What you should do = Output begins at the line with "Read all visible" and ends at the last line of the records below. Copy each line in that span exactly, and leave out pictures.

Supplied information =

□ □ □

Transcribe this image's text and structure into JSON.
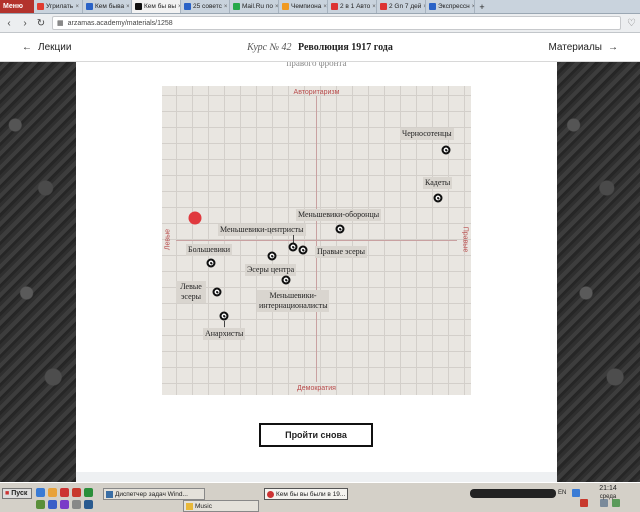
{
  "browser": {
    "menu_label": "Меню",
    "tabs": [
      {
        "label": "Угрилать",
        "color": "#e03c31",
        "active": false
      },
      {
        "label": "Кем быва",
        "color": "#2962c7",
        "active": false
      },
      {
        "label": "Кем бы вы",
        "color": "#111111",
        "active": true
      },
      {
        "label": "25 советс",
        "color": "#2962c7",
        "active": false
      },
      {
        "label": "Mail.Ru по",
        "color": "#26a84a",
        "active": false
      },
      {
        "label": "Чемпиона",
        "color": "#f09a22",
        "active": false
      },
      {
        "label": "2 в 1 Авто",
        "color": "#d33",
        "active": false
      },
      {
        "label": "2 Gn 7 дей",
        "color": "#d33",
        "active": false
      },
      {
        "label": "Экспрессн",
        "color": "#2962c7",
        "active": false
      }
    ],
    "url": "arzamas.academy/materials/1258"
  },
  "header": {
    "back_label": "Лекции",
    "course_number": "Курс № 42",
    "course_title": "Революция 1917 года",
    "materials_label": "Материалы"
  },
  "quiz": {
    "cut_text": "правого фронта",
    "axes": {
      "top": "Авторитаризм",
      "bottom": "Демократия",
      "left": "Левые",
      "right": "Правые"
    },
    "parties": [
      {
        "label": "Черносотенцы"
      },
      {
        "label": "Кадеты"
      },
      {
        "label": "Меньшевики-оборонцы"
      },
      {
        "label": "Меньшевики-центристы"
      },
      {
        "label": "Правые эсеры"
      },
      {
        "label": "Большевики"
      },
      {
        "label": "Эсеры центра"
      },
      {
        "label": "Левые эсеры"
      },
      {
        "label": "Меньшевики-интернационалисты"
      },
      {
        "label": "Анархисты"
      }
    ],
    "user_color": "#e0393e",
    "retry_label": "Пройти снова"
  },
  "taskbar": {
    "start_label": "Пуск",
    "tasks": [
      {
        "label": "Диспетчер задач Wind..."
      },
      {
        "label": "Music"
      },
      {
        "label": "Кем бы вы были в 19..."
      }
    ],
    "lang": "EN",
    "time": "21:14",
    "day": "среда"
  }
}
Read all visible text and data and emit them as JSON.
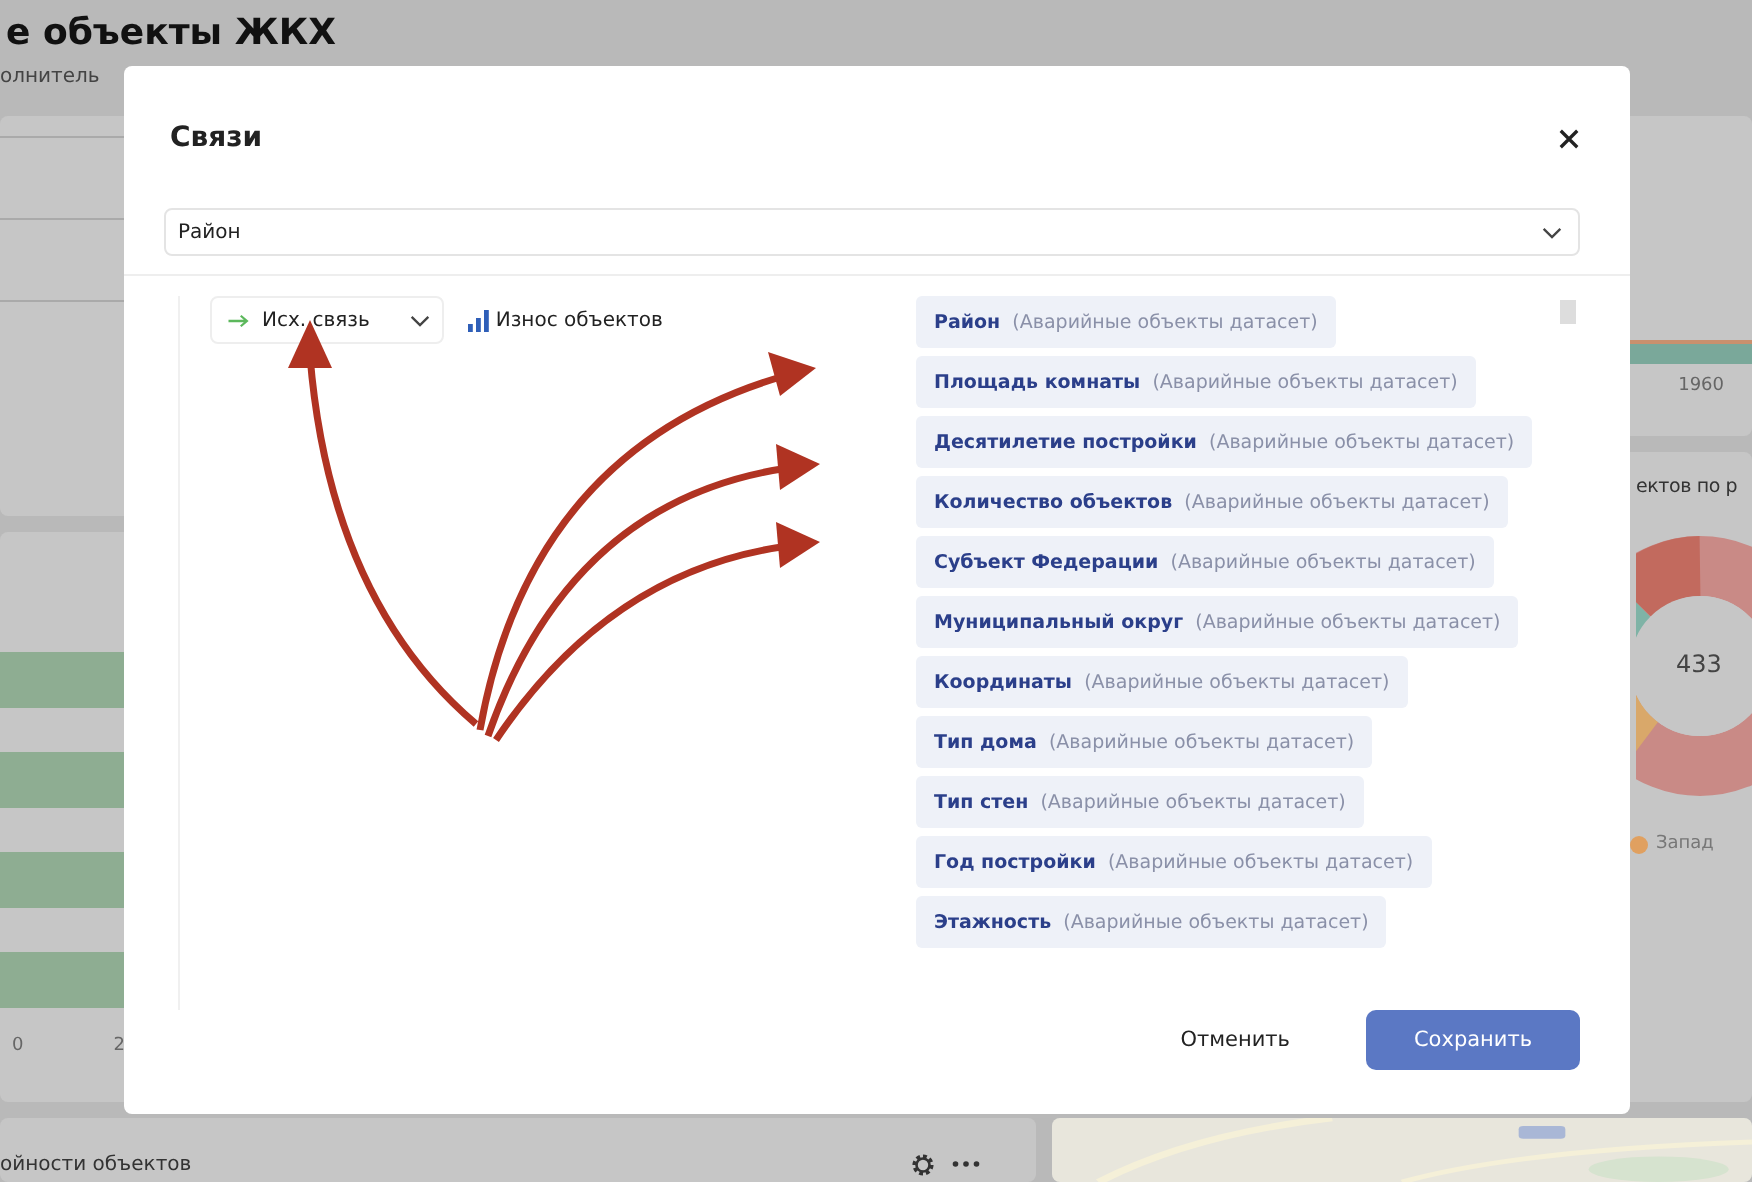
{
  "page": {
    "title": "е объекты ЖКХ",
    "tab": "олнитель"
  },
  "background": {
    "left_axis": [
      "0",
      "2"
    ],
    "area_chart_label": "1960",
    "donut_title": "ектов по р",
    "donut_total": "433",
    "legend_item": {
      "label": "Запад",
      "color": "#e0a060"
    },
    "bottom_card_title": "ойности объектов"
  },
  "dialog": {
    "title": "Связи",
    "dataset_select": {
      "value": "Район"
    },
    "link_type": {
      "label": "Исх. связь"
    },
    "chart_name": "Износ объектов",
    "fields": [
      {
        "name": "Район",
        "source": "(Аварийные объекты датасет)"
      },
      {
        "name": "Площадь комнаты",
        "source": "(Аварийные объекты датасет)"
      },
      {
        "name": "Десятилетие постройки",
        "source": "(Аварийные объекты датасет)"
      },
      {
        "name": "Количество объектов",
        "source": "(Аварийные объекты датасет)"
      },
      {
        "name": "Субъект Федерации",
        "source": "(Аварийные объекты датасет)"
      },
      {
        "name": "Муниципальный округ",
        "source": "(Аварийные объекты датасет)"
      },
      {
        "name": "Координаты",
        "source": "(Аварийные объекты датасет)"
      },
      {
        "name": "Тип дома",
        "source": "(Аварийные объекты датасет)"
      },
      {
        "name": "Тип стен",
        "source": "(Аварийные объекты датасет)"
      },
      {
        "name": "Год постройки",
        "source": "(Аварийные объекты датасет)"
      },
      {
        "name": "Этажность",
        "source": "(Аварийные объекты датасет)"
      }
    ],
    "cancel": "Отменить",
    "save": "Сохранить"
  }
}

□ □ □

Response area =
Read all visible text and data and emit them as JSON.
{
  "page": {
    "title": "е объекты ЖКХ",
    "tab": "олнитель"
  },
  "background": {
    "left_axis": [
      "0",
      "2"
    ],
    "area_chart_label": "1960",
    "donut_title": "ектов по р",
    "donut_total": "433",
    "legend_item": {
      "label": "Запад",
      "color": "#e0a060"
    },
    "bottom_card_title": "ойности объектов"
  },
  "dialog": {
    "title": "Связи",
    "dataset_select": {
      "value": "Район"
    },
    "link_type": {
      "label": "Исх. связь"
    },
    "chart_name": "Износ объектов",
    "fields": [
      {
        "name": "Район",
        "source": "(Аварийные объекты датасет)"
      },
      {
        "name": "Площадь комнаты",
        "source": "(Аварийные объекты датасет)"
      },
      {
        "name": "Десятилетие постройки",
        "source": "(Аварийные объекты датасет)"
      },
      {
        "name": "Количество объектов",
        "source": "(Аварийные объекты датасет)"
      },
      {
        "name": "Субъект Федерации",
        "source": "(Аварийные объекты датасет)"
      },
      {
        "name": "Муниципальный округ",
        "source": "(Аварийные объекты датасет)"
      },
      {
        "name": "Координаты",
        "source": "(Аварийные объекты датасет)"
      },
      {
        "name": "Тип дома",
        "source": "(Аварийные объекты датасет)"
      },
      {
        "name": "Тип стен",
        "source": "(Аварийные объекты датасет)"
      },
      {
        "name": "Год постройки",
        "source": "(Аварийные объекты датасет)"
      },
      {
        "name": "Этажность",
        "source": "(Аварийные объекты датасет)"
      }
    ],
    "cancel": "Отменить",
    "save": "Сохранить"
  }
}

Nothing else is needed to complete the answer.